In terms of speed, be aware that using awk or tr+cut requires a sub-process which may slow down performance. If you are going to do a while read line statement and then parsing out columns within the loop, it might benefit you to parse the columns out by replacing while read line with while read column1 column2 .... For example:

## Super slow! Invokes awk 2 times per line
$ w | tail -n +3 | while read i ; do
  Username=$(echo "$i" | awk '{print $1}')
  Source=$(echo "$i" | awk '{print $3}')
  echo $Username $Source

## Instead do something like this!
$ w | tail -n +3 | while read Username _ Source _ ; do
  echo $Username $Source

Preserve header while sorting without using a temporary file[edit | edit source]

You can sort an output on a specific column while preserving the header and without needing a temporary file by using a shim function that reads and prints the first line before passing the rest of the output down the pipe. Define this function:

# print the header (the first line of input)
# and then run the specified command on the body (the rest of the input)
# use it in a pipeline, e.g. ps | body grep somepattern
body() {
    IFS= read -r header
    printf '%s\n' "$header"

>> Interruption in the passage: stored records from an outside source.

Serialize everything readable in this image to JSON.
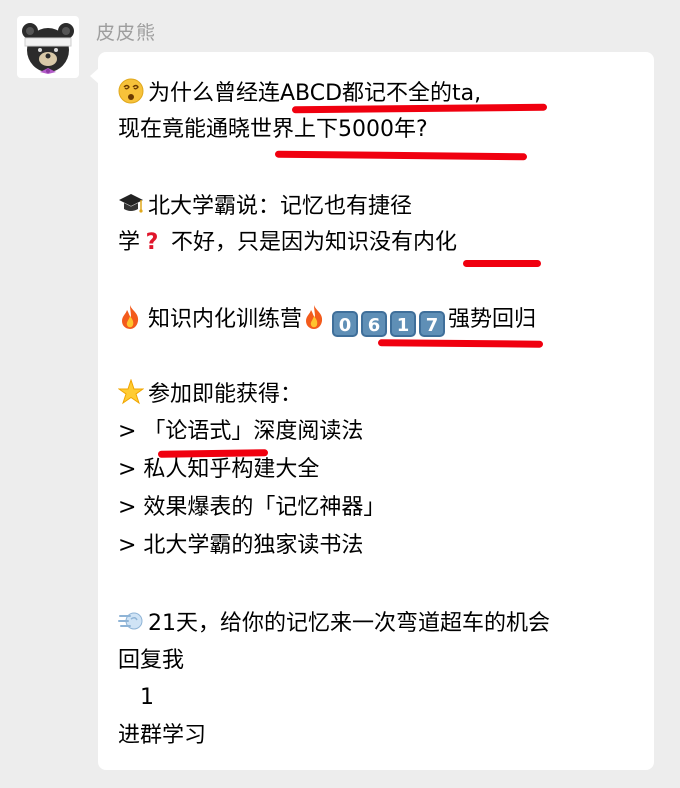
{
  "sender": {
    "name": "皮皮熊"
  },
  "icons": {
    "avatar": "bear-avatar",
    "dizzy_face": "dizzy-face-emoji",
    "graduation_cap": "graduation-cap-emoji",
    "red_question": "red-question-mark-emoji",
    "fire": "fire-emoji",
    "star": "glowing-star-emoji",
    "dash": "dash-emoji"
  },
  "colors": {
    "accent_underline": "#f0000f",
    "keycap_blue": "#5f8fb6"
  },
  "message": {
    "line1": "为什么曾经连ABCD都记不全的ta,",
    "line2": "现在竟能通晓世界上下5000年?",
    "line3": "北大学霸说：记忆也有捷径",
    "line4a": "学",
    "line4b": " 不好，只是因为知识没有内化",
    "line5a": "知识内化训练营",
    "keycaps": [
      "0",
      "6",
      "1",
      "7"
    ],
    "line5b": "强势回归",
    "line6": "参加即能获得：",
    "bullet1": ">  「论语式」深度阅读法",
    "bullet2": ">   私人知乎构建大全",
    "bullet3": ">   效果爆表的「记忆神器」",
    "bullet4": ">   北大学霸的独家读书法",
    "line7": "21天，给你的记忆来一次弯道超车的机会",
    "line8": "回复我",
    "line9": "1",
    "line10": "进群学习"
  }
}
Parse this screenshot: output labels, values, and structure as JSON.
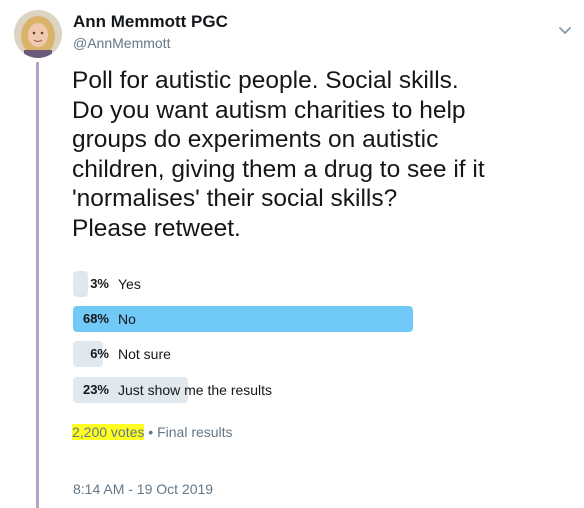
{
  "author": {
    "name": "Ann Memmott PGC",
    "handle": "@AnnMemmott"
  },
  "tweet": {
    "text": "Poll for autistic people. Social skills.\nDo you want autism charities to help\ngroups do experiments on autistic\nchildren, giving them a drug to see if it\n'normalises' their social skills?\nPlease retweet."
  },
  "poll": {
    "options": [
      {
        "percent": "3%",
        "label": "Yes",
        "value": 3
      },
      {
        "percent": "68%",
        "label": "No",
        "value": 68
      },
      {
        "percent": "6%",
        "label": "Not sure",
        "value": 6
      },
      {
        "percent": "23%",
        "label": "Just show me the results",
        "value": 23
      }
    ],
    "votes": "2,200 votes",
    "separator": "•",
    "status": "Final results"
  },
  "timestamp": "8:14 AM - 19 Oct 2019",
  "colors": {
    "winner_bar": "#71c9f8",
    "bar": "#e1e8ed",
    "thread_line": "#b7a3c7",
    "highlight": "#ffff22"
  }
}
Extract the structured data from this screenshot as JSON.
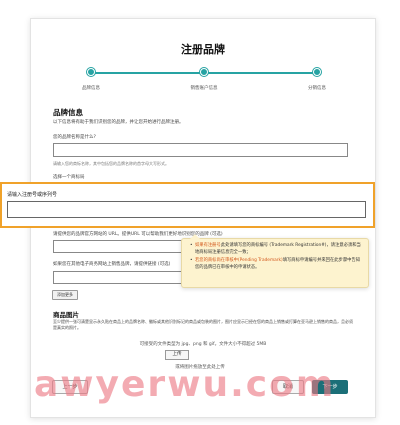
{
  "title": "注册品牌",
  "steps": [
    {
      "label": "品牌信息"
    },
    {
      "label": "销售账户信息"
    },
    {
      "label": "分销信息"
    }
  ],
  "section": {
    "heading": "品牌信息",
    "intro": "以下信息将有助于我们识别您的品牌，并让您开始进行品牌注册。"
  },
  "brand_name": {
    "label": "您的品牌名称是什么?",
    "hint": "请输入您的商标名称，其中包括您的品牌名称的首字母大写形式。"
  },
  "trademark_office": {
    "label": "选择一个商标局"
  },
  "registration": {
    "label": "请输入注册号或序列号"
  },
  "website": {
    "label": "请提供您的品牌官方网站的 URL。提供URL 可以帮助我们更好地识别您的品牌 (可选)"
  },
  "tooltip": {
    "items": [
      {
        "term": "如果有注册号",
        "text": "此处请填写您的商标编号 (Trademark Registration#)，请注意必须和当地商标局注册信息完全一致；"
      },
      {
        "term": "若您的商标尚在审核中(Pending Trademark)",
        "text": "填写商标申请编号并来回在此步骤中告知您的品牌已在审核中的申请状态。"
      }
    ]
  },
  "ecommerce": {
    "label": "如果您在其他电子商务网站上销售品牌，请提供链接 (可选)",
    "add_button": "添加更多"
  },
  "images": {
    "heading": "商品图片",
    "description": "至少提供一张可清楚显示永久贴在商品上的品牌名称、徽标或其他识别标记的商品或包装的图片，图片应显示已经在您的商品上销售或打算在亚马逊上销售的商品，且必须是真实的照片。",
    "formats": "可接受的文件类型为 jpg、png 和 gif。文件大小不得超过 5MB",
    "upload_button": "上传",
    "drop_hint": "或将图片拖放至此处上传"
  },
  "footer": {
    "prev_button": "上一步",
    "cancel_button": "取消",
    "next_button": "下一步"
  },
  "watermark": "awyerwu.com",
  "colors": {
    "accent": "#26a3a3",
    "highlight_border": "#f0a22a",
    "tooltip_bg": "#fdf3cf",
    "primary_button": "#1b6f78"
  }
}
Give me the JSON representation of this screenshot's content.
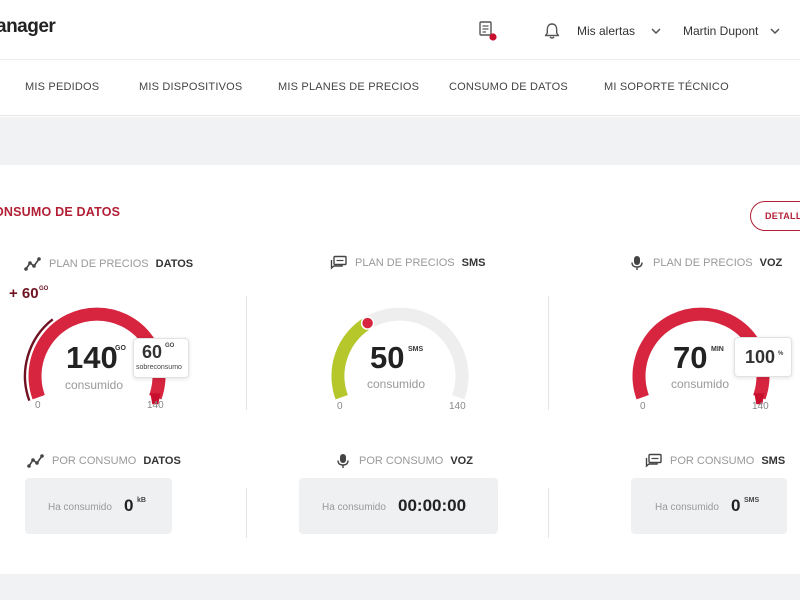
{
  "header": {
    "logo_text": "anager",
    "alerts_label": "Mis alertas",
    "user_name": "Martin Dupont"
  },
  "nav": {
    "items": [
      "MIS PEDIDOS",
      "MIS DISPOSITIVOS",
      "MIS PLANES DE PRECIOS",
      "CONSUMO DE DATOS",
      "MI SOPORTE TÉCNICO"
    ]
  },
  "section": {
    "title": "ONSUMO DE DATOS",
    "details_button": "DETALLE"
  },
  "plans": [
    {
      "prefix": "PLAN DE PRECIOS",
      "type": "DATOS",
      "icon": "data-trend-icon",
      "value": "140",
      "unit": "GO",
      "label": "consumido",
      "min": "0",
      "max": "140",
      "fraction": 1.0,
      "color": "#d7243f",
      "bubble_value": "60",
      "bubble_unit": "GO",
      "bubble_label": "sobreconsumo",
      "overage": "+ 60",
      "overage_unit": "GO"
    },
    {
      "prefix": "PLAN DE PRECIOS",
      "type": "SMS",
      "icon": "sms-icon",
      "value": "50",
      "unit": "SMS",
      "label": "consumido",
      "min": "0",
      "max": "140",
      "fraction": 0.357,
      "color": "#b5c72a"
    },
    {
      "prefix": "PLAN DE PRECIOS",
      "type": "VOZ",
      "icon": "microphone-icon",
      "value": "70",
      "unit": "MIN",
      "label": "consumido",
      "min": "0",
      "max": "140",
      "fraction": 1.0,
      "color": "#d7243f",
      "bubble_value": "100",
      "bubble_unit": "%"
    }
  ],
  "consumption": [
    {
      "prefix": "POR CONSUMO",
      "type": "DATOS",
      "icon": "data-trend-icon",
      "label": "Ha consumido",
      "value": "0",
      "unit": "kB"
    },
    {
      "prefix": "POR CONSUMO",
      "type": "VOZ",
      "icon": "microphone-icon",
      "label": "Ha consumido",
      "value": "00:00:00",
      "unit": ""
    },
    {
      "prefix": "POR CONSUMO",
      "type": "SMS",
      "icon": "sms-icon",
      "label": "Ha consumido",
      "value": "0",
      "unit": "SMS"
    }
  ],
  "colors": {
    "brand": "#b21f35",
    "gauge_track": "#eeeeee",
    "gauge_red": "#d7243f",
    "gauge_green": "#b5c72a",
    "overage": "#6e1221"
  }
}
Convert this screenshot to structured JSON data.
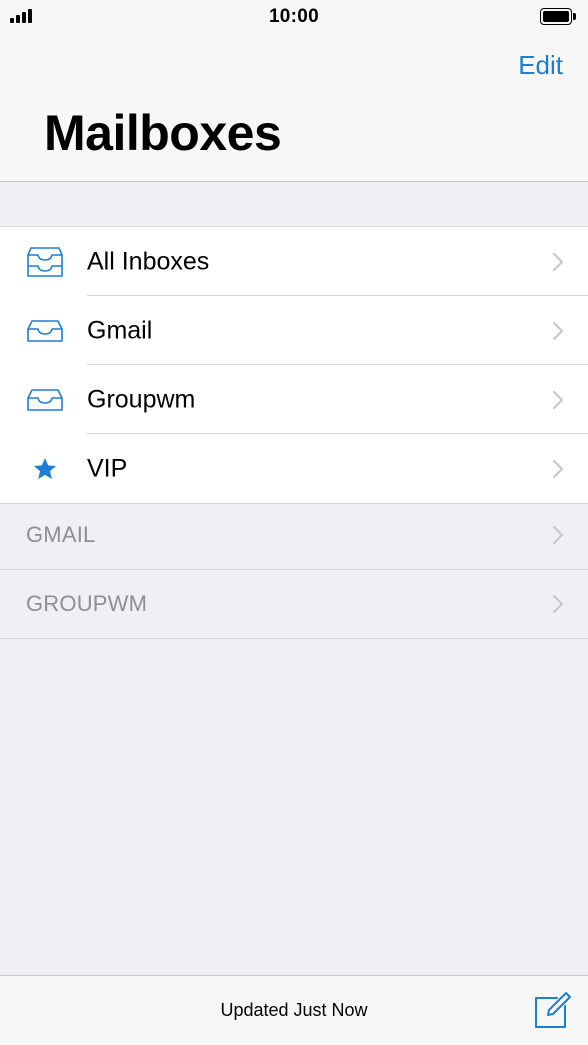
{
  "status_bar": {
    "time": "10:00"
  },
  "nav": {
    "edit_label": "Edit",
    "title": "Mailboxes"
  },
  "mailboxes": [
    {
      "label": "All Inboxes",
      "icon": "all-inboxes-icon"
    },
    {
      "label": "Gmail",
      "icon": "inbox-tray-icon"
    },
    {
      "label": "Groupwm",
      "icon": "inbox-tray-icon"
    },
    {
      "label": "VIP",
      "icon": "star-icon"
    }
  ],
  "accounts": [
    {
      "label": "GMAIL"
    },
    {
      "label": "GROUPWM"
    }
  ],
  "toolbar": {
    "status_text": "Updated Just Now"
  },
  "colors": {
    "accent": "#1c7fd6",
    "secondary_text": "#8e8e93",
    "background": "#efeff4"
  }
}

Then use this shim body function with the desired sort function. For example:

$ top -b -n 1 | head -n 15 | tail -n +7 \
  | body sort -k 5 -rn

Credit to https://unix.stackexchange.com/questions/11856/sort-but-keep-header-line-at-the-top for this neat trick.

Command Substitution[edit | edit source]

Command substitution allows output from a command to be substituted in place of the command itself in a script. Commands can be enclosed within backticks `command` or the POSIX compatible form $(command).

## Eg.
echo "Today is " $(date)
echo "Today is " `date`

Do not confuse $(command) with $((expression)) which is used for arithmetic expansion.

Nested Substitution[edit | edit source]

If you are trying to do something similar to:

Something=`basename `ls /home/*.txt``

You will get an error since the expansion is ambiguous. Instead, use the $(command) substitution instead:

Something=$(basename $(ls /home/*.txt))

Arithmetic Operations[edit | edit source]

Do integer arithmetic operations on variables within double brackets. For example:

ValuePlusOne=$((Value + 1))
ValueTimes12=$((Value * 12))

The operators that are supported are:

+ - / * % 

Bitwise operators also work:

^ (XOR)   | (OR)   & (AND)   << (Shift left)   >> (Shift right)

Control Blocks[edit | edit source]

Switch[edit | edit source]

read -p "What do you want to do?: " Option

case "$Option" in
		die "Complete!"
		die "Stopping installation."

Snippets[edit | edit source]

Get First IP Address[edit | edit source]

# ip a | /bin/grep inet | grep -v inet6 | tail -n+2 | head -n 1 | awk '{print $2}' | cut -d'/' -f1

Run Script within Script Directory[edit | edit source]

For scripts that need to be running on the same directory as the script location, add this line to the top of the script.

cd "$(dirname "$0")"

See Also[edit | edit source]